Bob Braun, from Ludlow, Kentucky, started his career as a sports announcer at a small Cincinnati radio station at the age of 13. He found his way into the music industry, as northern Kentucky had many dance clubs in those days, and recorded several albums. One of those albums featured the song "Till Death do us Part" which rose into the top 40 charts in 1962. He later took over The 50-50 Club, filling in for Ruth Lyons whose health was failing and then The Bob Braun Show from 1967 to 1984.
Braun was known around the country for being in TV commercials. He also had several small roles in films, his most well-known appearance being the radio announcer on the film "Die Hard II".

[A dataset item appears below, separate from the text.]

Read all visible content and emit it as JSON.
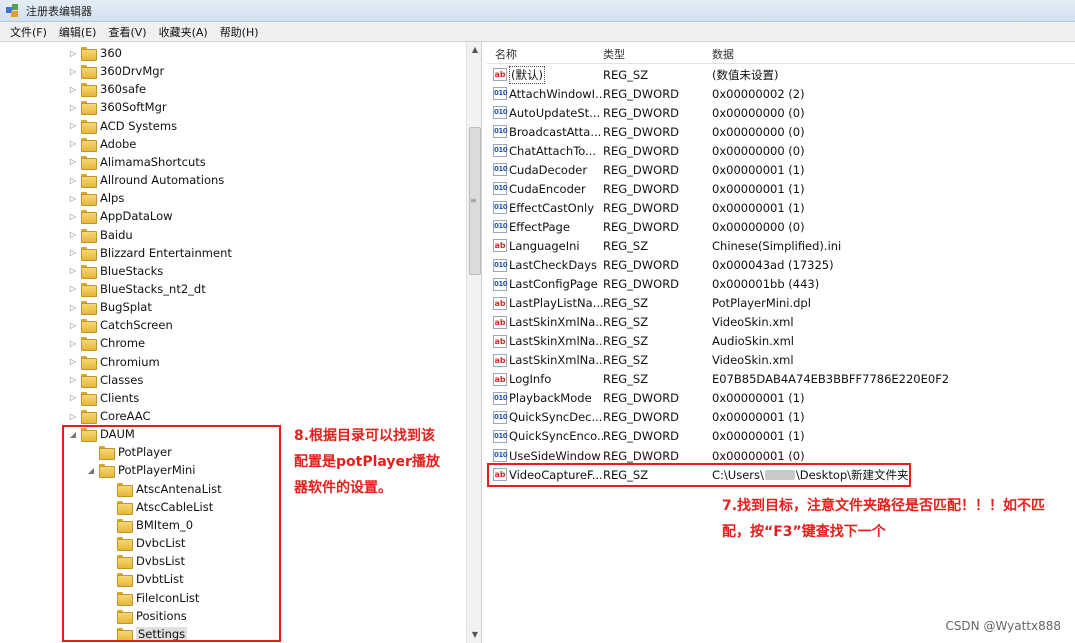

The 50/50 club, Paul Dixon, Ruth Lyons, Bob Braun, Colleen Sharp & Betty Lou, it's all in this encapsulation of the glory days of WLW out of "The Queen City", Cincinnati, Ohio.
Looking Back on an Era
With most of it's key characters having passed on, the golden days of broadcasting in Cincinnati are now a bygone era, though, media in Cincinnati has grown in parallel with the times.
From 2006 to 2009, WLW simulcast live on XM Satellite Radio and currently, "The Nation's Station", transmits using the HD-Radio digital system.
In 2009, WLW-T switched from analog to digital broadcasting as ordered by the FCC.
Cincinnati has a distinguished television history. Beginning before WLW-T signed on the air in February 1948, its experimental station W8XCT broadcast from the 46th floor of the Carew Tower. WKRC-TV and WCPO-TV signed on in 1949, WCET in 1954, and WXIX-TV in 1968. Since then, television has become part of the family.
© 2014 Steve Dowell